When you’ve decided on who you need to speak with, you need to invite each person to a meeting.
With investigation meetings there you should give reasonable notice of the meeting to individuals. Individuals (other than the person raising the grievance) do not have a legal right to be accompanied at an investigation meeting. Having said that, you should check your grievance policy as it’s possible that your policy does state that people can be accompanied at investigatory meetings and if it does then it is important that you allow this.
During the meeting, you’ll pose questions to the individual and give them the opportunity to respond to those questions. They will also be able to share any other information they have which they feel is relevant.
You’ll take notes and then provide those notes to the individual who has participated in the meeting so that they can confirm they are accurate.
5. What Happens if People Don’t Want to Participate in the Grievance Investigation?
Situations do arise when you ask someone to participate in an investigation regarding a grievance and they state that they would rather not participate.
If the individual is an employee, then you can tell them that refusing to participate could result in a disciplinary case but this is quite extreme.
Typically, we suggest spending some time with any reluctant witness to understand why they do not wish to participate. You should explore whether anything can be done to make them more comfortable.
It could be that someone does not want to attend a meeting but is willing to provide a written statement and this is an option.
We really don’t recommend threatening someone with disciplinary action unless you feel they are being deliberately obstructive.
6. What About Confidentiality?
When leading a grievance investigation, you may encounter a situation where someone tells you they are only happy to give a statement if they can remain anonymous. This can be difficult to manage. You might need to use their evidence, but if they’re not prepared to be named, this may be a challenge.
If someone requests anonymity, then understand what it is that they are concerned about and consider whether there is a way for their identity to remain undisclosed.
You should be clear with anyone participating in the process how their statement will be used and who it will be shared with.
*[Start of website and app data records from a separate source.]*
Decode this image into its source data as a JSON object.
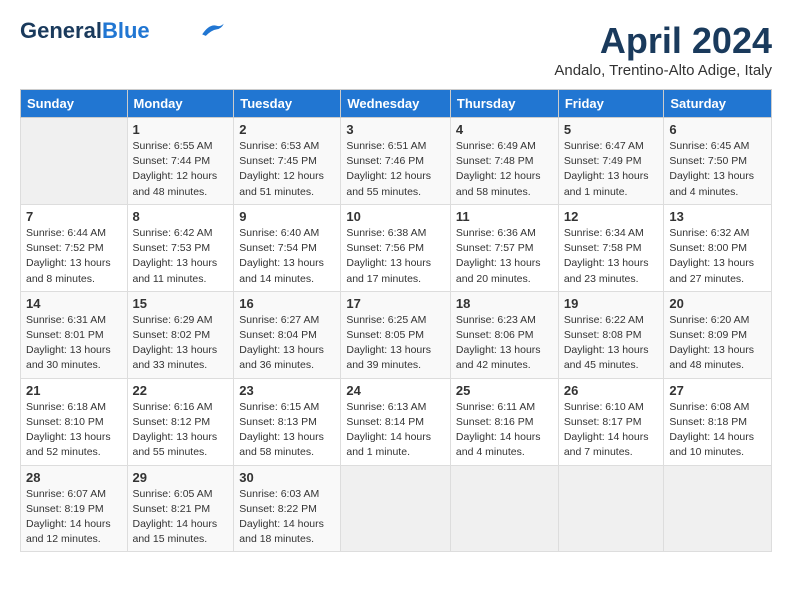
{
  "header": {
    "logo_line1": "General",
    "logo_line2": "Blue",
    "month_title": "April 2024",
    "location": "Andalo, Trentino-Alto Adige, Italy"
  },
  "weekdays": [
    "Sunday",
    "Monday",
    "Tuesday",
    "Wednesday",
    "Thursday",
    "Friday",
    "Saturday"
  ],
  "weeks": [
    [
      {
        "day": "",
        "info": ""
      },
      {
        "day": "1",
        "info": "Sunrise: 6:55 AM\nSunset: 7:44 PM\nDaylight: 12 hours\nand 48 minutes."
      },
      {
        "day": "2",
        "info": "Sunrise: 6:53 AM\nSunset: 7:45 PM\nDaylight: 12 hours\nand 51 minutes."
      },
      {
        "day": "3",
        "info": "Sunrise: 6:51 AM\nSunset: 7:46 PM\nDaylight: 12 hours\nand 55 minutes."
      },
      {
        "day": "4",
        "info": "Sunrise: 6:49 AM\nSunset: 7:48 PM\nDaylight: 12 hours\nand 58 minutes."
      },
      {
        "day": "5",
        "info": "Sunrise: 6:47 AM\nSunset: 7:49 PM\nDaylight: 13 hours\nand 1 minute."
      },
      {
        "day": "6",
        "info": "Sunrise: 6:45 AM\nSunset: 7:50 PM\nDaylight: 13 hours\nand 4 minutes."
      }
    ],
    [
      {
        "day": "7",
        "info": "Sunrise: 6:44 AM\nSunset: 7:52 PM\nDaylight: 13 hours\nand 8 minutes."
      },
      {
        "day": "8",
        "info": "Sunrise: 6:42 AM\nSunset: 7:53 PM\nDaylight: 13 hours\nand 11 minutes."
      },
      {
        "day": "9",
        "info": "Sunrise: 6:40 AM\nSunset: 7:54 PM\nDaylight: 13 hours\nand 14 minutes."
      },
      {
        "day": "10",
        "info": "Sunrise: 6:38 AM\nSunset: 7:56 PM\nDaylight: 13 hours\nand 17 minutes."
      },
      {
        "day": "11",
        "info": "Sunrise: 6:36 AM\nSunset: 7:57 PM\nDaylight: 13 hours\nand 20 minutes."
      },
      {
        "day": "12",
        "info": "Sunrise: 6:34 AM\nSunset: 7:58 PM\nDaylight: 13 hours\nand 23 minutes."
      },
      {
        "day": "13",
        "info": "Sunrise: 6:32 AM\nSunset: 8:00 PM\nDaylight: 13 hours\nand 27 minutes."
      }
    ],
    [
      {
        "day": "14",
        "info": "Sunrise: 6:31 AM\nSunset: 8:01 PM\nDaylight: 13 hours\nand 30 minutes."
      },
      {
        "day": "15",
        "info": "Sunrise: 6:29 AM\nSunset: 8:02 PM\nDaylight: 13 hours\nand 33 minutes."
      },
      {
        "day": "16",
        "info": "Sunrise: 6:27 AM\nSunset: 8:04 PM\nDaylight: 13 hours\nand 36 minutes."
      },
      {
        "day": "17",
        "info": "Sunrise: 6:25 AM\nSunset: 8:05 PM\nDaylight: 13 hours\nand 39 minutes."
      },
      {
        "day": "18",
        "info": "Sunrise: 6:23 AM\nSunset: 8:06 PM\nDaylight: 13 hours\nand 42 minutes."
      },
      {
        "day": "19",
        "info": "Sunrise: 6:22 AM\nSunset: 8:08 PM\nDaylight: 13 hours\nand 45 minutes."
      },
      {
        "day": "20",
        "info": "Sunrise: 6:20 AM\nSunset: 8:09 PM\nDaylight: 13 hours\nand 48 minutes."
      }
    ],
    [
      {
        "day": "21",
        "info": "Sunrise: 6:18 AM\nSunset: 8:10 PM\nDaylight: 13 hours\nand 52 minutes."
      },
      {
        "day": "22",
        "info": "Sunrise: 6:16 AM\nSunset: 8:12 PM\nDaylight: 13 hours\nand 55 minutes."
      },
      {
        "day": "23",
        "info": "Sunrise: 6:15 AM\nSunset: 8:13 PM\nDaylight: 13 hours\nand 58 minutes."
      },
      {
        "day": "24",
        "info": "Sunrise: 6:13 AM\nSunset: 8:14 PM\nDaylight: 14 hours\nand 1 minute."
      },
      {
        "day": "25",
        "info": "Sunrise: 6:11 AM\nSunset: 8:16 PM\nDaylight: 14 hours\nand 4 minutes."
      },
      {
        "day": "26",
        "info": "Sunrise: 6:10 AM\nSunset: 8:17 PM\nDaylight: 14 hours\nand 7 minutes."
      },
      {
        "day": "27",
        "info": "Sunrise: 6:08 AM\nSunset: 8:18 PM\nDaylight: 14 hours\nand 10 minutes."
      }
    ],
    [
      {
        "day": "28",
        "info": "Sunrise: 6:07 AM\nSunset: 8:19 PM\nDaylight: 14 hours\nand 12 minutes."
      },
      {
        "day": "29",
        "info": "Sunrise: 6:05 AM\nSunset: 8:21 PM\nDaylight: 14 hours\nand 15 minutes."
      },
      {
        "day": "30",
        "info": "Sunrise: 6:03 AM\nSunset: 8:22 PM\nDaylight: 14 hours\nand 18 minutes."
      },
      {
        "day": "",
        "info": ""
      },
      {
        "day": "",
        "info": ""
      },
      {
        "day": "",
        "info": ""
      },
      {
        "day": "",
        "info": ""
      }
    ]
  ]
}
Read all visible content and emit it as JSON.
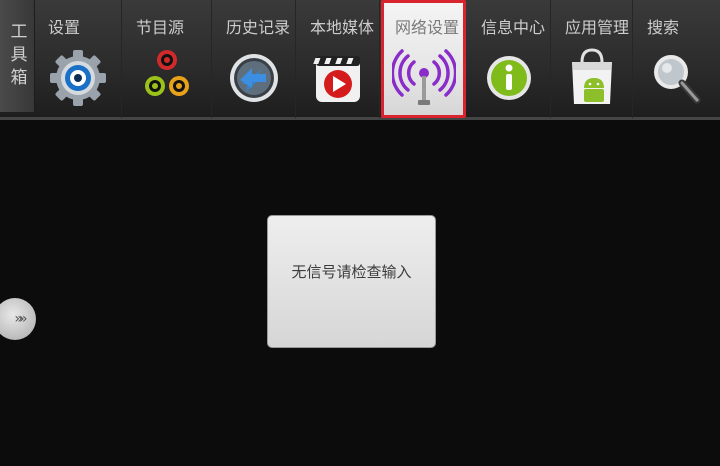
{
  "toolbox": {
    "label": "工具箱"
  },
  "toolbar": {
    "items": [
      {
        "label": "设置",
        "icon": "gear-icon"
      },
      {
        "label": "节目源",
        "icon": "source-dots-icon"
      },
      {
        "label": "历史记录",
        "icon": "history-icon"
      },
      {
        "label": "本地媒体",
        "icon": "media-play-icon"
      },
      {
        "label": "网络设置",
        "icon": "antenna-icon",
        "selected": true
      },
      {
        "label": "信息中心",
        "icon": "info-icon"
      },
      {
        "label": "应用管理",
        "icon": "android-bag-icon"
      },
      {
        "label": "搜索",
        "icon": "search-icon"
      }
    ]
  },
  "message": {
    "text": "无信号请检查输入"
  },
  "expand": {
    "glyph": "»»",
    "icon": "expand-arrows-icon"
  },
  "colors": {
    "selected_border": "#d9232e",
    "background": "#0c0c0c"
  }
}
You should also get consent from them for their statement to be used in this way.
7. Does an Investigation Only Require Taking Statements From People?
No. Your investigation may also require you to seek documentation, emails, review CCTV footage, and any other relevant information or data points.
8. What Do I Do With the Information I Gather for the Grievance?
Once you have completed your investigation you should write a report which pulls together the information that you have gathered.
In the report you should set out the scope of the investigation and your key findings.
This report will then start to form the basis of the outcome letter that you send to the employee who has raised the grievance.